But the hot temperatures can cause discomfort or illness. Heat-related stress can cause fatigue, sunburn, heat cramps, fainting, heat exhaustion, to the more severe heat stroke.

Both participants and event organisers have a role to play in avoiding heat-related stress.


  • Drink plenty of water regularly to prevent dehydration. Avoid drinks with alcohol or caffeine in them since they have a dehydrating effect.
  • Wear lightweight, loose-fitting, light-coloured clothing and protect yourself from the sun by wearing a hat and using sunscreen.
  • Eat small meals and eat more often. Avoid foods that are high in protein which increase the metabolic rate and increase the amount of body heat that must be dissipated.
  • Take an umbrella to outdoor events for shade.
  • Never leave children unattended in cars even if the air-conditioning is on. Cars can heat up to dangerous temperatures very quickly.
  • Rotate out of the sun to shaded areas frequently.
  • When carrying food to the event, if possible, choose foods that do not require refrigeration.

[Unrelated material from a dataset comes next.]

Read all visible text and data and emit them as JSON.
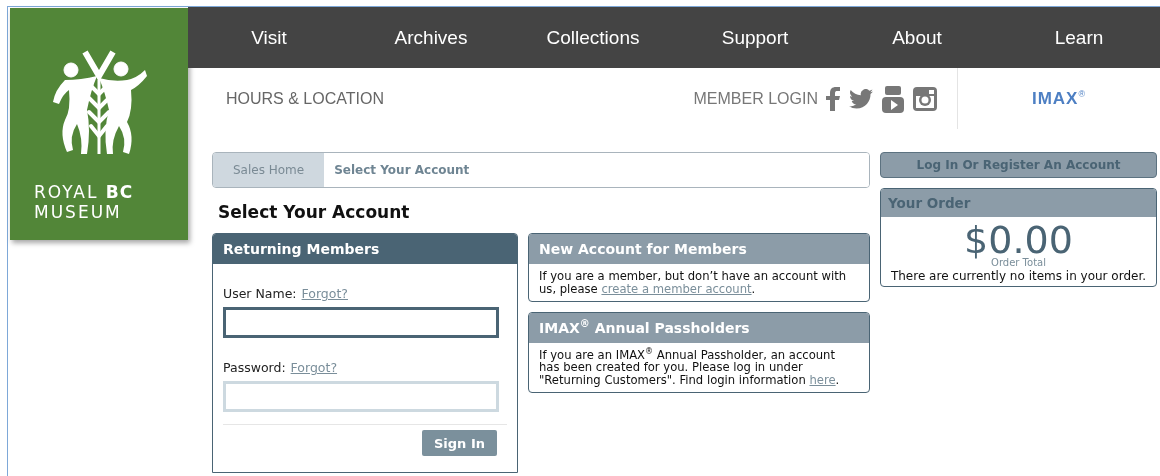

Event organisers and officials

  • Avoid the hottest part of the day for the event (generally between 11am and 3pm).
  • Provide sufficient shade for participants and adequate water stations.
  • Officials should rotate out of the sun frequently and have regular rest periods in air-conditioned areas if possible.
  • Ensure trained first aid personnel and designated facilities for management of sunburn and heat-related illnesses.
  • UV protection and heat-related illness prevention messages should be included in event programs and on promotional material.
  • Encourage food suppliers to ensure temperature control in the preparation, transportation and storage of food.
  • Consider the use of an air-conditioned indoor venue if suitable.
  • When public safety is a concern due to extreme heat, consider postponing or cancelling the event.

More information

Find out more about:

Go to these websites for more information.

Printable poster

Download the printable Tips to Beat the Heat posters:

This page is managed by: ACT Health Directorate